When one of the former prisoners, Gertrude Platais, returned to Kazakhstan in 1990, she shared a story that later became an essential part of the guided tours by the museum’s staff. Once, when women were carrying reeds from Lake Zhalanash, old men and children started throwing what looked like stones at them. Guards laughed, taunting the women. However, the women realized the villagers weren’t throwing stones, but dry sour milk balls called qurt. It wasn’t hatred that those Kazakhs showed but an act of humanity, as this traditional Kazakh snack helped women survive harsh winters in the steppe. 

Today, almost a century later, ALZHIR is a museum-memorial complex. Opened in 2007 by then-President Nazarbayev, the memorial complex consists of a museum building, the “Arch of Sorrow” monument, “Despair and Weakness” and “Fight and Hope” sculptures, a watchtower, a memory wall, and a transportation wagon that was used to bring new prisoners. Although the camp was demolished during Soviet times, the mass grave of women who died there still stands.

Inside the museum—a brown truncated-cone-shaped building with no windows—is the exhibition, which consists of an explanation of the Gulag system, personal belongings of the prisoners, a replica guard post, a transportation wagon, and photos and letters of the women whose fate was so tragic.

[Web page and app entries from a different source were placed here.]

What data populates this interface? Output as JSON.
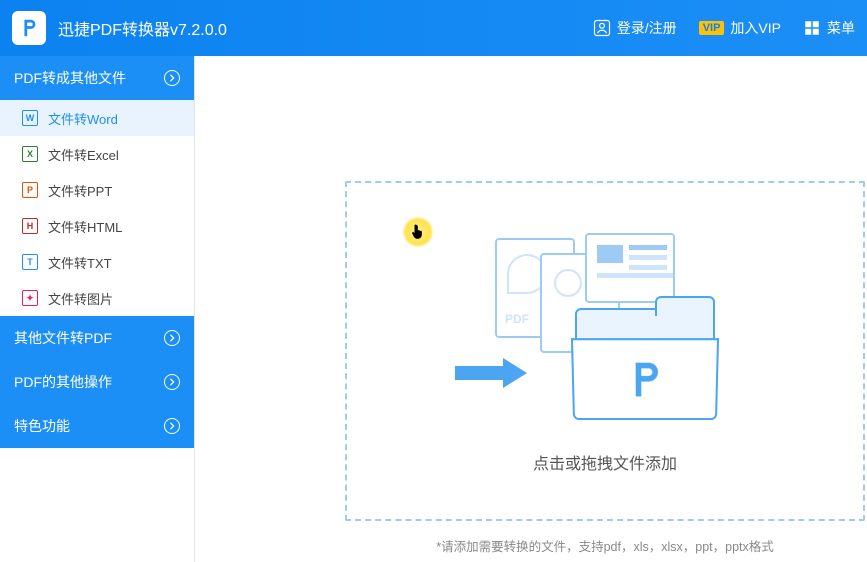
{
  "titlebar": {
    "app_title": "迅捷PDF转换器v7.2.0.0",
    "login": "登录/注册",
    "vip_badge": "VIP",
    "vip": "加入VIP",
    "menu": "菜单"
  },
  "sidebar": {
    "categories": [
      {
        "label": "PDF转成其他文件",
        "expanded": true
      },
      {
        "label": "其他文件转PDF",
        "expanded": false
      },
      {
        "label": "PDF的其他操作",
        "expanded": false
      },
      {
        "label": "特色功能",
        "expanded": false
      }
    ],
    "items": [
      {
        "label": "文件转Word",
        "icon": "W",
        "cls": "word",
        "active": true
      },
      {
        "label": "文件转Excel",
        "icon": "X",
        "cls": "excel",
        "active": false
      },
      {
        "label": "文件转PPT",
        "icon": "P",
        "cls": "ppt",
        "active": false
      },
      {
        "label": "文件转HTML",
        "icon": "H",
        "cls": "html",
        "active": false
      },
      {
        "label": "文件转TXT",
        "icon": "T",
        "cls": "txt",
        "active": false
      },
      {
        "label": "文件转图片",
        "icon": "✦",
        "cls": "img",
        "active": false
      }
    ]
  },
  "main": {
    "dropzone_text": "点击或拖拽文件添加",
    "hint": "*请添加需要转换的文件，支持pdf，xls，xlsx，ppt，pptx格式"
  }
}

Although the ALZHIR camp was in Kazakhstan, it is a shared pain, as women from every other Soviet country were sent here. For example, in neighbouring Azerbaijan, a play, Codename: Wives of the Enemies of the People (Azerbaijani: Kod adı: "VXA" (Vətən xainlərinin arvadları), based on these events premiered at the Azerbaijan State Theater for Young Spectators in December 2022 in Baku. It tells the story of the women who became victims of Stalinist repressions in Azerbaijan in the 1930s, reminding us of extent of the Soviet Union’s tragic history.